Dataset items:
* * * *
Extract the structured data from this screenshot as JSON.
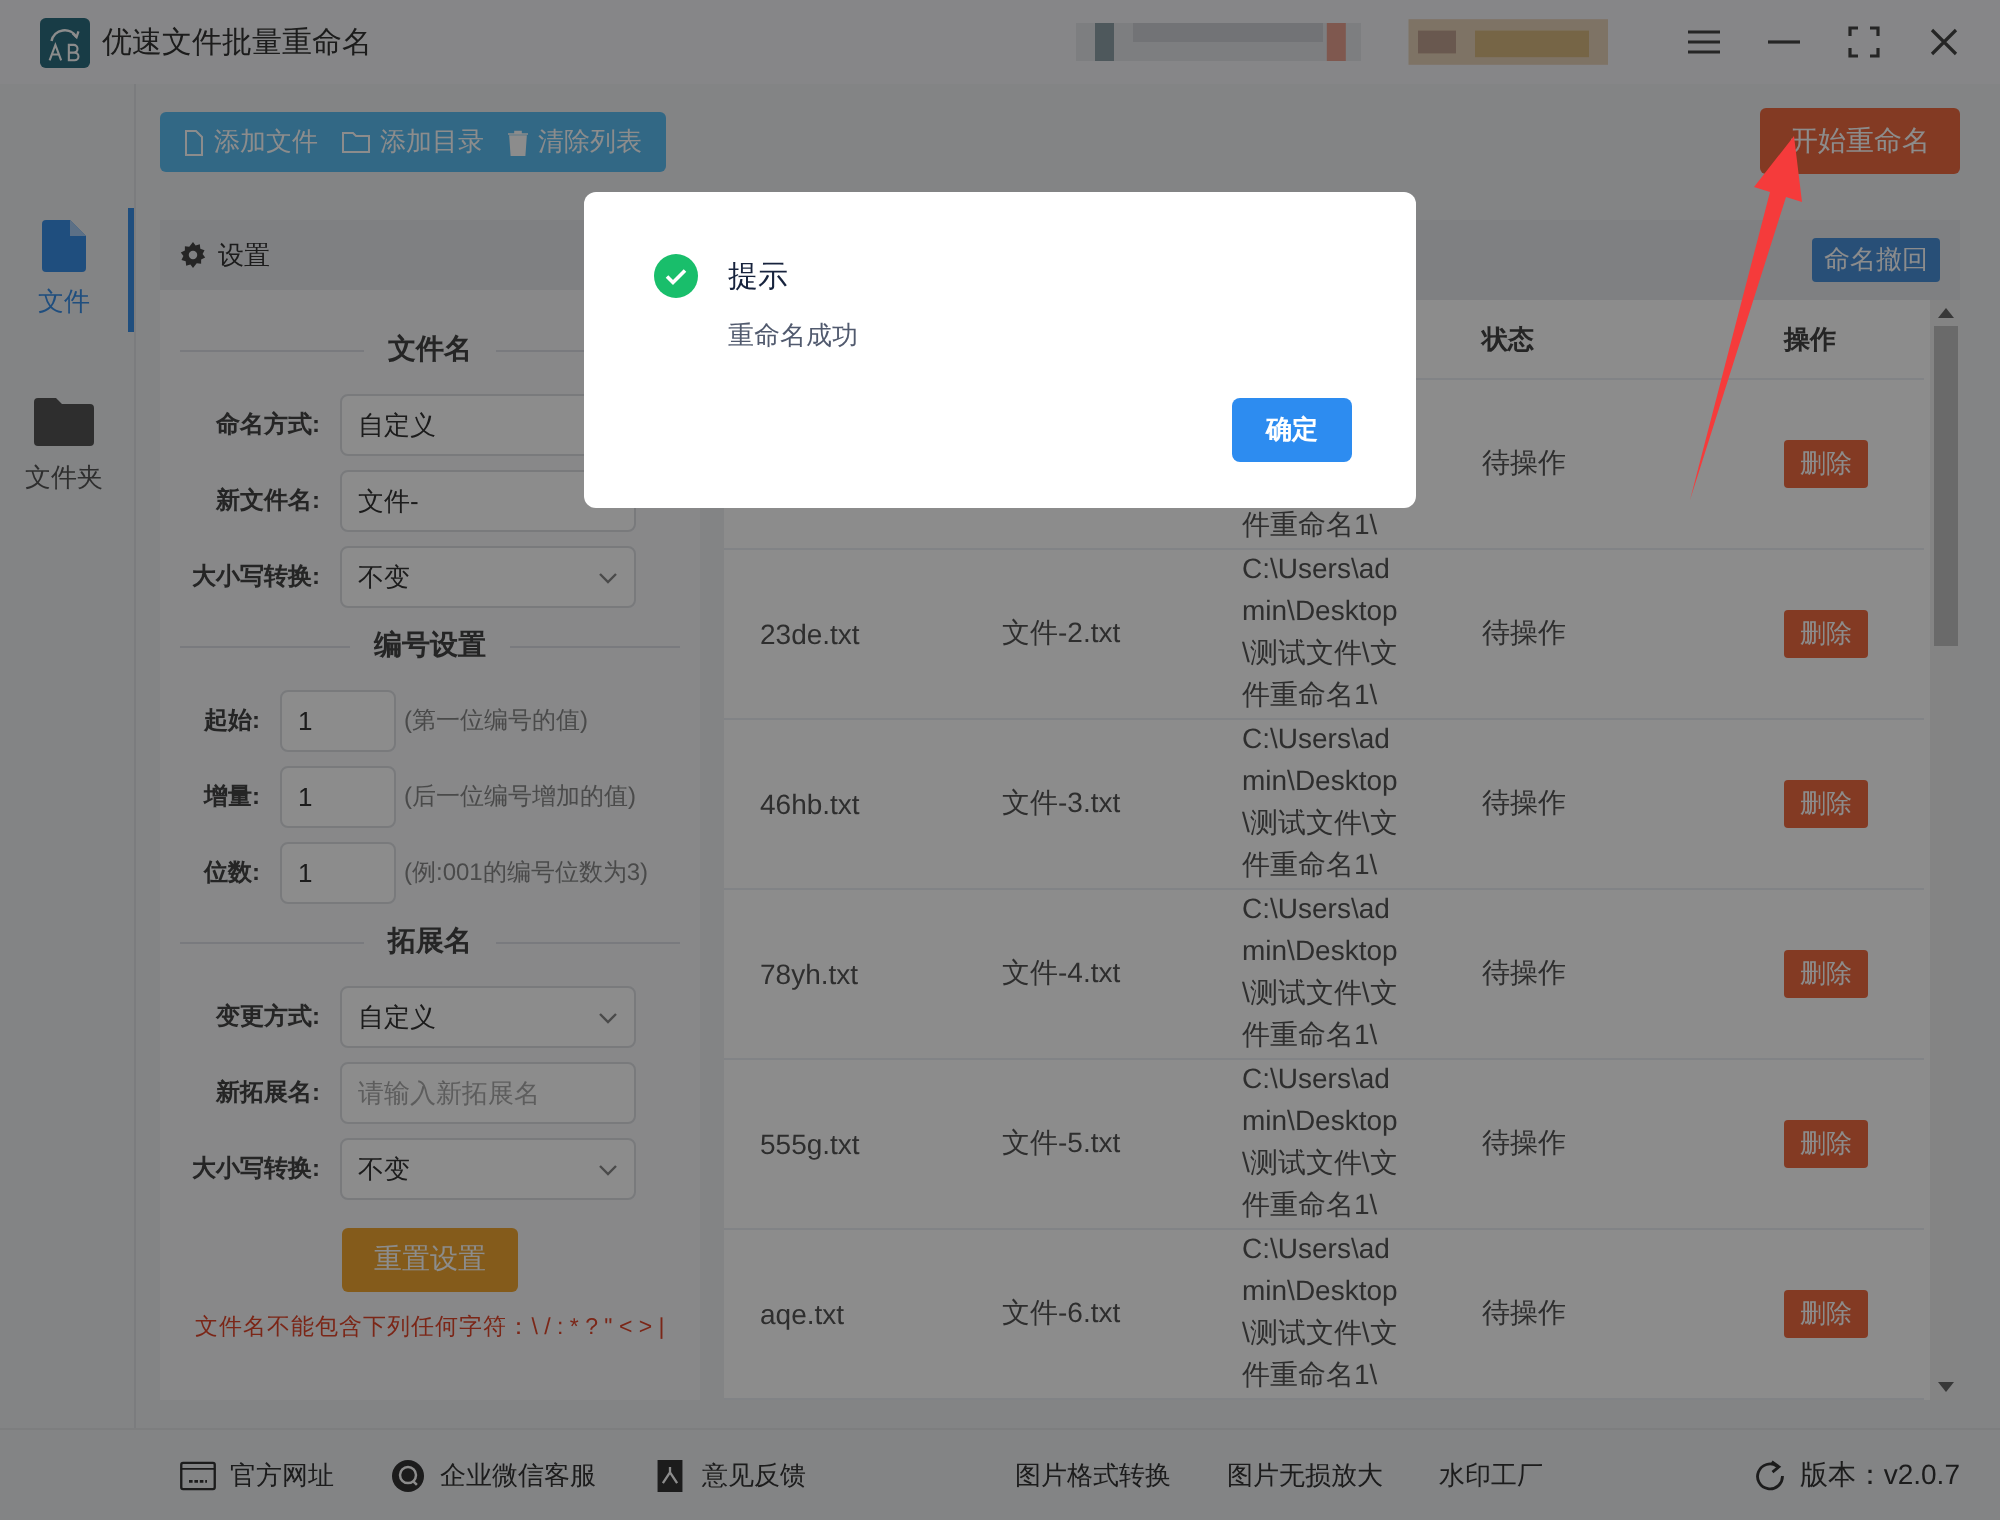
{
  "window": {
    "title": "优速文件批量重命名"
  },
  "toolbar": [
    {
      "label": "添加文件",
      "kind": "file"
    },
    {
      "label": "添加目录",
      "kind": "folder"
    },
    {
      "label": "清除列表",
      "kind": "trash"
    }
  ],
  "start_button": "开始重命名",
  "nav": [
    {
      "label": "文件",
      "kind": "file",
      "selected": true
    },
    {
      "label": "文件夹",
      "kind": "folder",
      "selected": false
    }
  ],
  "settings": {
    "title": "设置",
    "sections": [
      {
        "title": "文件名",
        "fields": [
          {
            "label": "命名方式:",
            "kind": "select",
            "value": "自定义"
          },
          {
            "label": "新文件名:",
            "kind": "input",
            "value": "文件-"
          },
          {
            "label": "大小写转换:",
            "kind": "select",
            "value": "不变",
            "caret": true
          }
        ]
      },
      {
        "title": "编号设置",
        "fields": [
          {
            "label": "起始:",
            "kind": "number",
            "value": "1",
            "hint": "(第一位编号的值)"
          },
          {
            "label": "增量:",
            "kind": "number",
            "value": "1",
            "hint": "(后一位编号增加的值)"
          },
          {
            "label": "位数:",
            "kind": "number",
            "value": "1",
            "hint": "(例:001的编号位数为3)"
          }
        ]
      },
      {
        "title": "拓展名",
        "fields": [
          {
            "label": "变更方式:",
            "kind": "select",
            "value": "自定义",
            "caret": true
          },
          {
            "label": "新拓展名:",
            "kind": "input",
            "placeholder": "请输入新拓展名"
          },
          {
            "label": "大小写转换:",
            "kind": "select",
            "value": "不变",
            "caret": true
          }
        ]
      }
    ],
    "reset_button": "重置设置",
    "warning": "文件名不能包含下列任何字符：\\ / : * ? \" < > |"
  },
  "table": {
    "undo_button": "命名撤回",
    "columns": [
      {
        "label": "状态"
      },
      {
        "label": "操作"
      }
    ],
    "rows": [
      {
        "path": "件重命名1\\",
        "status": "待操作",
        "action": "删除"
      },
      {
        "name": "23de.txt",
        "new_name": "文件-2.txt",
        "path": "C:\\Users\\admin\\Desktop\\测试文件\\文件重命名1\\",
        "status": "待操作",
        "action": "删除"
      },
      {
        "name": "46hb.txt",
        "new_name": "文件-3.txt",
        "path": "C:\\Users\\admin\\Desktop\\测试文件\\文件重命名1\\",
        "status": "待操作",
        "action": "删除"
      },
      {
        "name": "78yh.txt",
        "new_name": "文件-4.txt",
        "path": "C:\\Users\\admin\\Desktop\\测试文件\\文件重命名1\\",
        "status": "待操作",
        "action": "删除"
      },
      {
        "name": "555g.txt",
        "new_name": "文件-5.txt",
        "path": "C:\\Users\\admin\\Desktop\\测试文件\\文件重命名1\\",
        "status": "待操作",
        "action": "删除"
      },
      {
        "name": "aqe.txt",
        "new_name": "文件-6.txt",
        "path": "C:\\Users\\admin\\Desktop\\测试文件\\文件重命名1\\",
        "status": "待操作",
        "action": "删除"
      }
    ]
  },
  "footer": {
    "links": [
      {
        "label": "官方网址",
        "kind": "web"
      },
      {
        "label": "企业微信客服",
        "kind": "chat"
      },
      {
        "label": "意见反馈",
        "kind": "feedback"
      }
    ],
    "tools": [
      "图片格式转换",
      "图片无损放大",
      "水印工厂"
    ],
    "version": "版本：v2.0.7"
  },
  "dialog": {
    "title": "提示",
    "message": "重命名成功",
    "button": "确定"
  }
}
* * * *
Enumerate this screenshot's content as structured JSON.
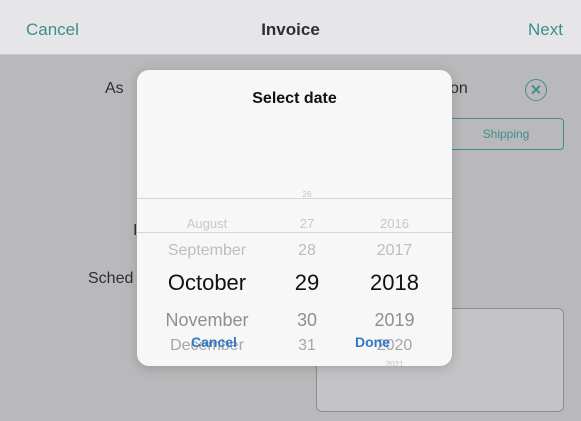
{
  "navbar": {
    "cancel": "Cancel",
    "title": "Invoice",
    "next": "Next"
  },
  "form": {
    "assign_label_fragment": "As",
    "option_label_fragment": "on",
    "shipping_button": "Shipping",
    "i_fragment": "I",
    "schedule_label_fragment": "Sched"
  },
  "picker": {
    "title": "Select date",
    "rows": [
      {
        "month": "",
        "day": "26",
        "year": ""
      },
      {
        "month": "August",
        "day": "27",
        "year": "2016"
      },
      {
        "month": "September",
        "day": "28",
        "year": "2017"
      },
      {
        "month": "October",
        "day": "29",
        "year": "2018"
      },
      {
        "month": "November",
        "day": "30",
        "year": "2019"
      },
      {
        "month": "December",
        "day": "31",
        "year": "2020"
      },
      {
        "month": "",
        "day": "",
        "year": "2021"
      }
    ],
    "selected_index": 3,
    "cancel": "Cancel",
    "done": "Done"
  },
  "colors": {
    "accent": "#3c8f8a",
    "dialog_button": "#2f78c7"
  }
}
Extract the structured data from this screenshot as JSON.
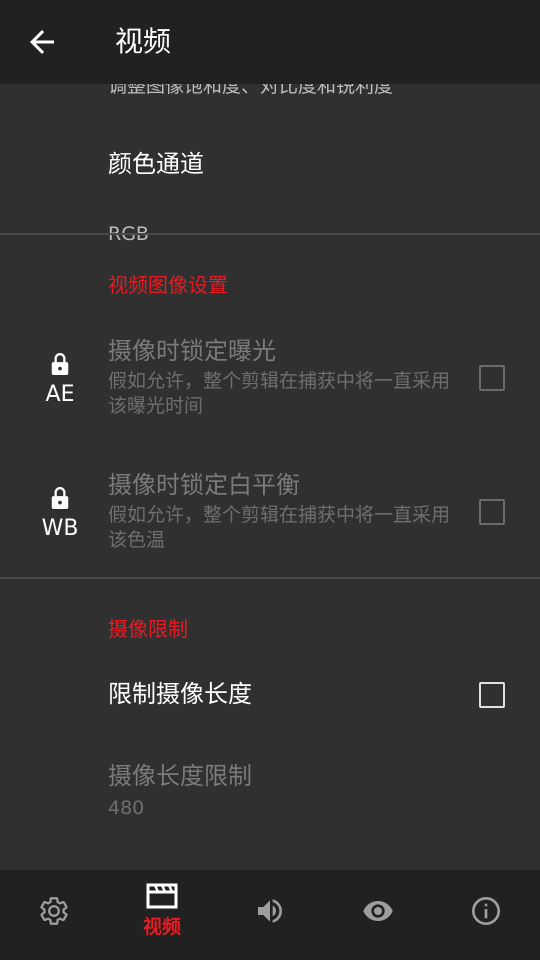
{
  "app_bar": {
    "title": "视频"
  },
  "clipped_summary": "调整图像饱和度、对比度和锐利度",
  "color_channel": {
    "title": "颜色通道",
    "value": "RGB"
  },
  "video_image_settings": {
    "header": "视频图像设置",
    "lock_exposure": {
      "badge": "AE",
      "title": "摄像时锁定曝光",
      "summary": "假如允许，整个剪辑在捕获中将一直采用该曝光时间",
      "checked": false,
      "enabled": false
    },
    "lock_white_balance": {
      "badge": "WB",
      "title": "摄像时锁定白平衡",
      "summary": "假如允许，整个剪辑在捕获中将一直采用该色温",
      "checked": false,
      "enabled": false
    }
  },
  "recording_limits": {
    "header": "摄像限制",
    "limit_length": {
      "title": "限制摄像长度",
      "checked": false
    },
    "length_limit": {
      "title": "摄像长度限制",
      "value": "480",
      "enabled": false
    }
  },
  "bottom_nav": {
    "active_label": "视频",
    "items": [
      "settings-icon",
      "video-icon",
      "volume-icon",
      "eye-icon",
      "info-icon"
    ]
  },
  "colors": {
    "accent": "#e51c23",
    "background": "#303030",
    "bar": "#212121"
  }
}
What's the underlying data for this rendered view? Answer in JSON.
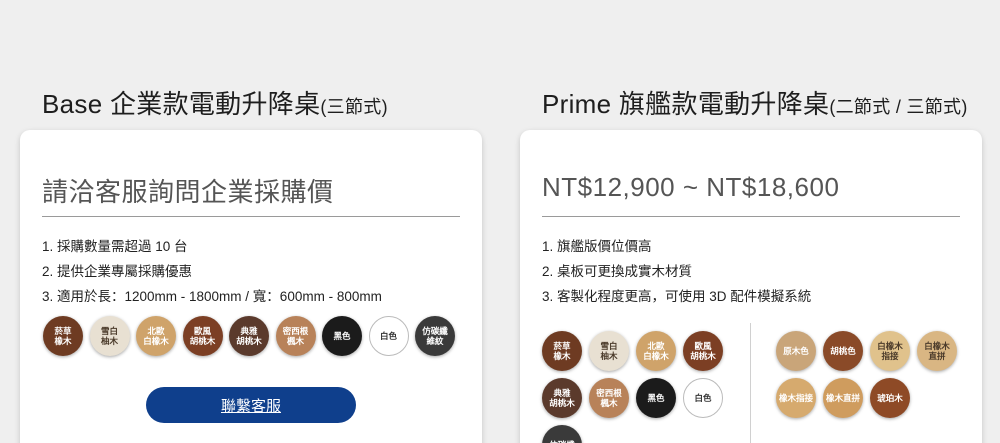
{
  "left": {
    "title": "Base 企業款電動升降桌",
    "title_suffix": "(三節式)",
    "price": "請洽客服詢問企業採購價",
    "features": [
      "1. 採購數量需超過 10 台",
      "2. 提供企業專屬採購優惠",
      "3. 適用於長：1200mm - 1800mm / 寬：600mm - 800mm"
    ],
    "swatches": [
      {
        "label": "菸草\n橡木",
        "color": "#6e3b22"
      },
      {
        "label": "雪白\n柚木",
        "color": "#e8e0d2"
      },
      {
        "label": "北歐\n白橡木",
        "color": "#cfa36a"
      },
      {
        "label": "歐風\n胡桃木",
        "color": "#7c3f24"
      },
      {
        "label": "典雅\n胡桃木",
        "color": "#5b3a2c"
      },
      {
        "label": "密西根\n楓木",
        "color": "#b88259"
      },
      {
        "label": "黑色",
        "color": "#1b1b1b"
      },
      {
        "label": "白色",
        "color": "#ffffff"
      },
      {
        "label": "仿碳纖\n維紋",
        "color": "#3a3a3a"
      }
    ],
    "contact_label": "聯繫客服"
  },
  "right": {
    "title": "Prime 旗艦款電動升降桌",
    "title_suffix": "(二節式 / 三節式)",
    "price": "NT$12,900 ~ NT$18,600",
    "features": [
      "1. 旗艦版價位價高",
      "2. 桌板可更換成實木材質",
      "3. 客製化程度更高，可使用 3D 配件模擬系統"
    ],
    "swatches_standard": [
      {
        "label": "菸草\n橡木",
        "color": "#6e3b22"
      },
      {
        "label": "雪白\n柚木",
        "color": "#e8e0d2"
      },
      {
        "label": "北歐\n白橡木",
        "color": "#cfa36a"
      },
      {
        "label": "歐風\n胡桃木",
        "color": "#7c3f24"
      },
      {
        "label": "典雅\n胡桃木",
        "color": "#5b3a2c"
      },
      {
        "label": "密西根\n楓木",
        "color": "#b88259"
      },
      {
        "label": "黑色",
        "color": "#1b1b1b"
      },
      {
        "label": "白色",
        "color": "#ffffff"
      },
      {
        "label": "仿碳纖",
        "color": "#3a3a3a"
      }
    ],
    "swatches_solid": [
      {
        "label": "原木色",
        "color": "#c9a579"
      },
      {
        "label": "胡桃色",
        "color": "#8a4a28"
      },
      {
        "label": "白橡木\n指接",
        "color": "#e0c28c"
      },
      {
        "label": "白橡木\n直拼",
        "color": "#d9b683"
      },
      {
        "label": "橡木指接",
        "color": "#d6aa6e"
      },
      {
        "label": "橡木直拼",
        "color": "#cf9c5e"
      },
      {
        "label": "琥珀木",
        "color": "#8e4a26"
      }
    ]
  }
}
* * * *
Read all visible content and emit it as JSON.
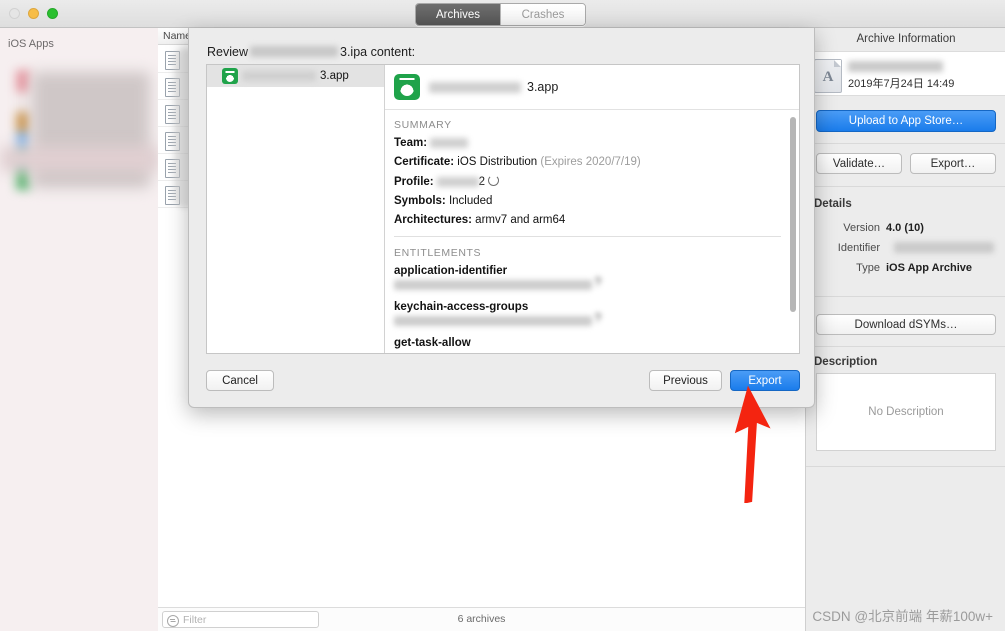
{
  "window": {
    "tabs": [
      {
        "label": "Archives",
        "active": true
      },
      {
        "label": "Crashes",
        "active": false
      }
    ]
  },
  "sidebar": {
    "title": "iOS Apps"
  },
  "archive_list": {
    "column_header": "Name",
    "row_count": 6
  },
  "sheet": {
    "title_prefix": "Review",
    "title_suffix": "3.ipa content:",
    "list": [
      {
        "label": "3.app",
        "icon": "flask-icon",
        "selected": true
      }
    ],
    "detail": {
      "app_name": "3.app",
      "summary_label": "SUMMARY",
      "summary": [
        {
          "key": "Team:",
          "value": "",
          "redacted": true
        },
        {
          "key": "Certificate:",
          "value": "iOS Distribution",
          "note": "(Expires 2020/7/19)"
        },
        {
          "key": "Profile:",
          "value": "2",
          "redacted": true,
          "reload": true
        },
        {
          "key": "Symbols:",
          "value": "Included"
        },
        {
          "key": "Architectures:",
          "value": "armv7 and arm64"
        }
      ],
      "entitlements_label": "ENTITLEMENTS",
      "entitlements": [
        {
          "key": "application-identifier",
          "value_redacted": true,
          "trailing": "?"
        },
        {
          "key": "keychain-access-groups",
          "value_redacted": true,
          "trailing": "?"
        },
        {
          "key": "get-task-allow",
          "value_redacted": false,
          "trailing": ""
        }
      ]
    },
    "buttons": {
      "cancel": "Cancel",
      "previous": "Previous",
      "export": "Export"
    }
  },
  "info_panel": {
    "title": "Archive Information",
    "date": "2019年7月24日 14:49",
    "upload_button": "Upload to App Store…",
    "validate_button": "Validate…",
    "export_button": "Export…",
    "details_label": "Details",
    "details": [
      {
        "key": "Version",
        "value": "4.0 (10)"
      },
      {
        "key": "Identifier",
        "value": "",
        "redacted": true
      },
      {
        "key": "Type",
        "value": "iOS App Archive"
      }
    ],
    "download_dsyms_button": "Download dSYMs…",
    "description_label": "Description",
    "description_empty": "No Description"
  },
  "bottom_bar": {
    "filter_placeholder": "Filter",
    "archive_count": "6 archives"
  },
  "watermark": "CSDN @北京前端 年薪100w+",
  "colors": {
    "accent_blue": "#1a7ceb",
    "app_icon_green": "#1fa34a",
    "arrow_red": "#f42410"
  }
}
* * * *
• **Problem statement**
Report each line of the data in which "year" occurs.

• **Reply**
        "year": ""
        "year": "2016"
        "year": "2017"
        "year": "2018"
        "year": "2019"
        "year": "2020"
        "year": "2021"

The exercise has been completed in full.